> MATERIAL FOR THIS EXERCISE
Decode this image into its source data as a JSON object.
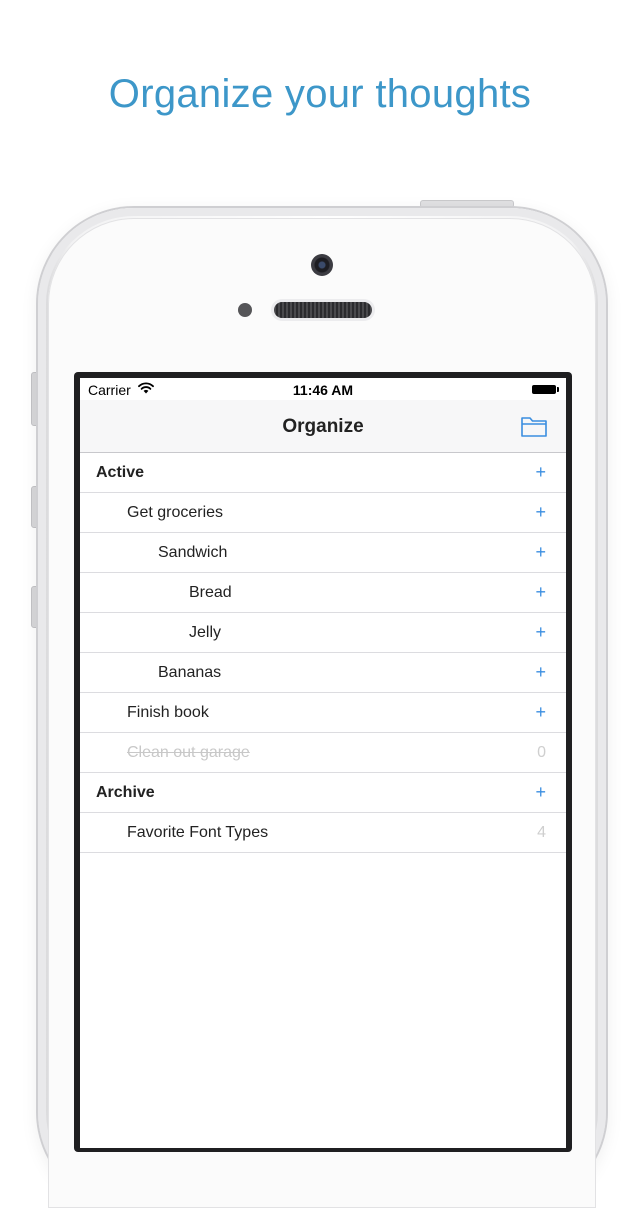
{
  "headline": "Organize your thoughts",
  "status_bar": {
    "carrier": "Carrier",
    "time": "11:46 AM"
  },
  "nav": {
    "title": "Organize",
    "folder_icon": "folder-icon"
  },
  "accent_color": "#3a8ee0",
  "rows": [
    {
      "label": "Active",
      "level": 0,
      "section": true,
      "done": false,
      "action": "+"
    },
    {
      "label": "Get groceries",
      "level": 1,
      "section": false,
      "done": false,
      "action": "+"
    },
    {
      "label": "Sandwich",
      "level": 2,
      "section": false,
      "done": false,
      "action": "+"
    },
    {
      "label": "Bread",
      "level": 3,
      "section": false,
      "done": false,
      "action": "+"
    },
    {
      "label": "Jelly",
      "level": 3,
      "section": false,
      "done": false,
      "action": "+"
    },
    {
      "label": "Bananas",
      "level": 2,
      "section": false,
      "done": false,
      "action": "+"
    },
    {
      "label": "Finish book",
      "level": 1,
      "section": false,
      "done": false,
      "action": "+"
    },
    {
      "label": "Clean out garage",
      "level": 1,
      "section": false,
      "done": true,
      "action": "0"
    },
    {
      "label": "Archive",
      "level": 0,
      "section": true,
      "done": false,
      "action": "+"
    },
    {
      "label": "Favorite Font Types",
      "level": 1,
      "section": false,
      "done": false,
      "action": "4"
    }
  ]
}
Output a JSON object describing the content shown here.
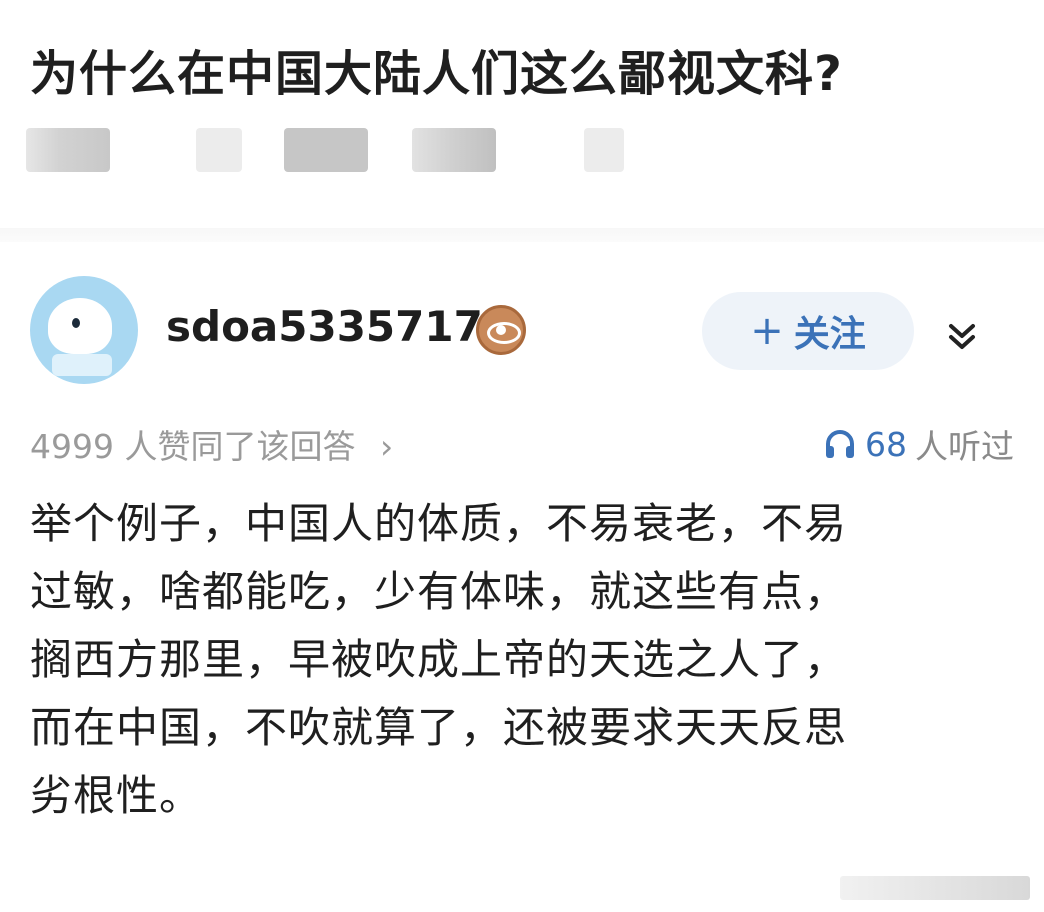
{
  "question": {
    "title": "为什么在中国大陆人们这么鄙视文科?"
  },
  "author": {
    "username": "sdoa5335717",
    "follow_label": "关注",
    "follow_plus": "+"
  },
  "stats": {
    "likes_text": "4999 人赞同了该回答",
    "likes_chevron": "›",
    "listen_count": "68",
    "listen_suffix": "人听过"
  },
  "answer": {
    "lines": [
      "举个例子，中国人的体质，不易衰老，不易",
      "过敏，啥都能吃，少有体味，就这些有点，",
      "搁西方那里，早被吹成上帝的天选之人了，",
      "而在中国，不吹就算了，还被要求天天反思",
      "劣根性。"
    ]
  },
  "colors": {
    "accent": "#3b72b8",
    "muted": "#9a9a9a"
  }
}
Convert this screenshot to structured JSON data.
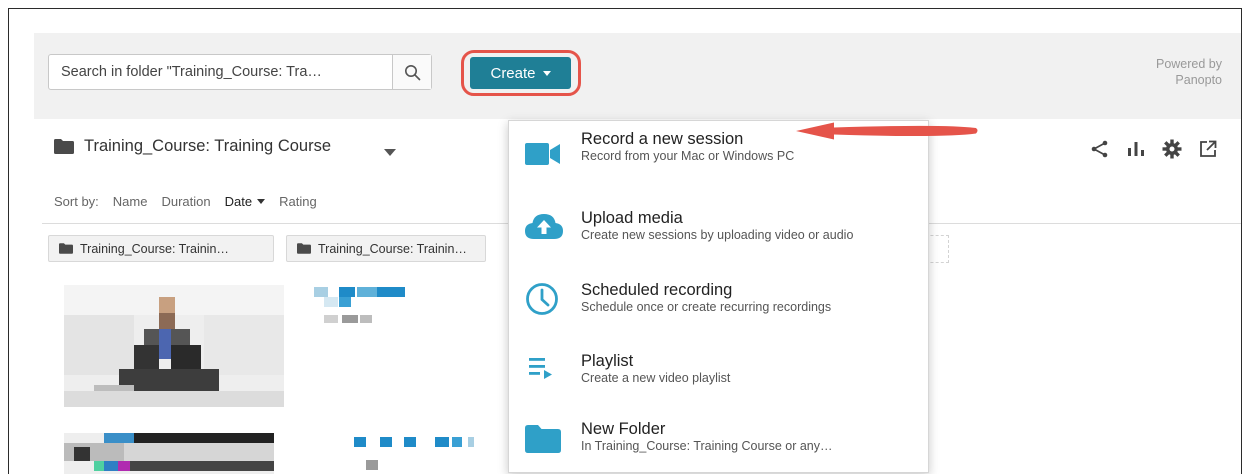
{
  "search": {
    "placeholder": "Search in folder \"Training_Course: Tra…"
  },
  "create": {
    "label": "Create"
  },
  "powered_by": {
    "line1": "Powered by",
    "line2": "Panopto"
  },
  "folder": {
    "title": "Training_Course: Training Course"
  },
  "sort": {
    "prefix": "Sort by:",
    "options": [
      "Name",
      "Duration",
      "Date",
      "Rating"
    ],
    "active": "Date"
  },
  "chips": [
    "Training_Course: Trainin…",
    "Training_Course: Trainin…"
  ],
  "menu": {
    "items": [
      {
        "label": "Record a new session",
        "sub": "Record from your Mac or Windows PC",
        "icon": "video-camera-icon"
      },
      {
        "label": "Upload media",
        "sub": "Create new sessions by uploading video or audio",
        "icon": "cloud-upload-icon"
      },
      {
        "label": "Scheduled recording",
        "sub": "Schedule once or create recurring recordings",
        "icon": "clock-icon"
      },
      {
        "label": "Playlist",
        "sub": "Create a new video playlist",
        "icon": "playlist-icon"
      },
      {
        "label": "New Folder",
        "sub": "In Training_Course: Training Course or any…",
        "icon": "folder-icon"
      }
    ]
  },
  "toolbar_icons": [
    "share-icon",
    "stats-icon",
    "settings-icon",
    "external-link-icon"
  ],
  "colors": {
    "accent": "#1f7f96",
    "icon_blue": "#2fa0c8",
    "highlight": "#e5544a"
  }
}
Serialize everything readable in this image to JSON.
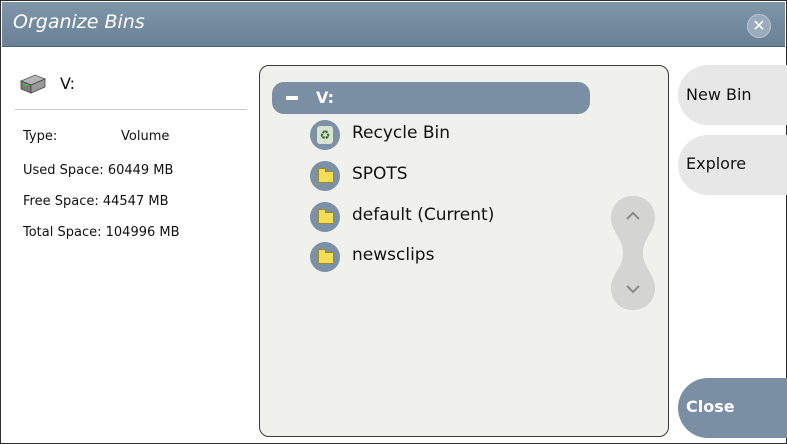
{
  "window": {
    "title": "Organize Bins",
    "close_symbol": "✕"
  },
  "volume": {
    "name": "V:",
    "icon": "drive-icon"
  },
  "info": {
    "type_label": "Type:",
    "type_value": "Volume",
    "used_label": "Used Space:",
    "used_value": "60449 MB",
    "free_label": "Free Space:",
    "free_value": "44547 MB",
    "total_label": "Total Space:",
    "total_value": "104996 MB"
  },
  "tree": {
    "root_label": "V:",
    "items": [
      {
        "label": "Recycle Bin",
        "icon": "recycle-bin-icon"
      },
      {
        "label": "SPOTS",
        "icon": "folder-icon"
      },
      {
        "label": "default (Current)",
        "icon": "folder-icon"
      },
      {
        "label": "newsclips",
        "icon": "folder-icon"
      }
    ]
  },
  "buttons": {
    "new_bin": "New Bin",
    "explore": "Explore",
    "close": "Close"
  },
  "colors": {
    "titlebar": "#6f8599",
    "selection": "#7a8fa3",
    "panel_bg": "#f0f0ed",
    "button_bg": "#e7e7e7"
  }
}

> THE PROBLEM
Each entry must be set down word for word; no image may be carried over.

> SOLVED PROBLEM
Decode this image into its source data as a JSON object.
{
  "headline": "Organize your thoughts",
  "status_bar": {
    "carrier": "Carrier",
    "time": "11:46 AM"
  },
  "nav": {
    "title": "Organize",
    "folder_icon": "folder-icon"
  },
  "accent_color": "#3a8ee0",
  "rows": [
    {
      "label": "Active",
      "level": 0,
      "section": true,
      "done": false,
      "action": "+"
    },
    {
      "label": "Get groceries",
      "level": 1,
      "section": false,
      "done": false,
      "action": "+"
    },
    {
      "label": "Sandwich",
      "level": 2,
      "section": false,
      "done": false,
      "action": "+"
    },
    {
      "label": "Bread",
      "level": 3,
      "section": false,
      "done": false,
      "action": "+"
    },
    {
      "label": "Jelly",
      "level": 3,
      "section": false,
      "done": false,
      "action": "+"
    },
    {
      "label": "Bananas",
      "level": 2,
      "section": false,
      "done": false,
      "action": "+"
    },
    {
      "label": "Finish book",
      "level": 1,
      "section": false,
      "done": false,
      "action": "+"
    },
    {
      "label": "Clean out garage",
      "level": 1,
      "section": false,
      "done": true,
      "action": "0"
    },
    {
      "label": "Archive",
      "level": 0,
      "section": true,
      "done": false,
      "action": "+"
    },
    {
      "label": "Favorite Font Types",
      "level": 1,
      "section": false,
      "done": false,
      "action": "4"
    }
  ]
}
Output a JSON object describing the content shown here.
{
  "question": {
    "title": "为什么在中国大陆人们这么鄙视文科?"
  },
  "author": {
    "username": "sdoa5335717",
    "follow_label": "关注",
    "follow_plus": "+"
  },
  "stats": {
    "likes_text": "4999 人赞同了该回答",
    "likes_chevron": "›",
    "listen_count": "68",
    "listen_suffix": "人听过"
  },
  "answer": {
    "lines": [
      "举个例子，中国人的体质，不易衰老，不易",
      "过敏，啥都能吃，少有体味，就这些有点，",
      "搁西方那里，早被吹成上帝的天选之人了，",
      "而在中国，不吹就算了，还被要求天天反思",
      "劣根性。"
    ]
  },
  "colors": {
    "accent": "#3b72b8",
    "muted": "#9a9a9a"
  }
}
Convert this screenshot to structured JSON data.
{
  "search": {
    "placeholder": "Search in folder \"Training_Course: Tra…"
  },
  "create": {
    "label": "Create"
  },
  "powered_by": {
    "line1": "Powered by",
    "line2": "Panopto"
  },
  "folder": {
    "title": "Training_Course: Training Course"
  },
  "sort": {
    "prefix": "Sort by:",
    "options": [
      "Name",
      "Duration",
      "Date",
      "Rating"
    ],
    "active": "Date"
  },
  "chips": [
    "Training_Course: Trainin…",
    "Training_Course: Trainin…"
  ],
  "menu": {
    "items": [
      {
        "label": "Record a new session",
        "sub": "Record from your Mac or Windows PC",
        "icon": "video-camera-icon"
      },
      {
        "label": "Upload media",
        "sub": "Create new sessions by uploading video or audio",
        "icon": "cloud-upload-icon"
      },
      {
        "label": "Scheduled recording",
        "sub": "Schedule once or create recurring recordings",
        "icon": "clock-icon"
      },
      {
        "label": "Playlist",
        "sub": "Create a new video playlist",
        "icon": "playlist-icon"
      },
      {
        "label": "New Folder",
        "sub": "In Training_Course: Training Course or any…",
        "icon": "folder-icon"
      }
    ]
  },
  "toolbar_icons": [
    "share-icon",
    "stats-icon",
    "settings-icon",
    "external-link-icon"
  ],
  "colors": {
    "accent": "#1f7f96",
    "icon_blue": "#2fa0c8",
    "highlight": "#e5544a"
  }
}
Serialize everything readable in this image to JSON.
{
  "window": {
    "title": "Organize Bins",
    "close_symbol": "✕"
  },
  "volume": {
    "name": "V:",
    "icon": "drive-icon"
  },
  "info": {
    "type_label": "Type:",
    "type_value": "Volume",
    "used_label": "Used Space:",
    "used_value": "60449 MB",
    "free_label": "Free Space:",
    "free_value": "44547 MB",
    "total_label": "Total Space:",
    "total_value": "104996 MB"
  },
  "tree": {
    "root_label": "V:",
    "items": [
      {
        "label": "Recycle Bin",
        "icon": "recycle-bin-icon"
      },
      {
        "label": "SPOTS",
        "icon": "folder-icon"
      },
      {
        "label": "default (Current)",
        "icon": "folder-icon"
      },
      {
        "label": "newsclips",
        "icon": "folder-icon"
      }
    ]
  },
  "buttons": {
    "new_bin": "New Bin",
    "explore": "Explore",
    "close": "Close"
  },
  "colors": {
    "titlebar": "#6f8599",
    "selection": "#7a8fa3",
    "panel_bg": "#f0f0ed",
    "button_bg": "#e7e7e7"
  }
}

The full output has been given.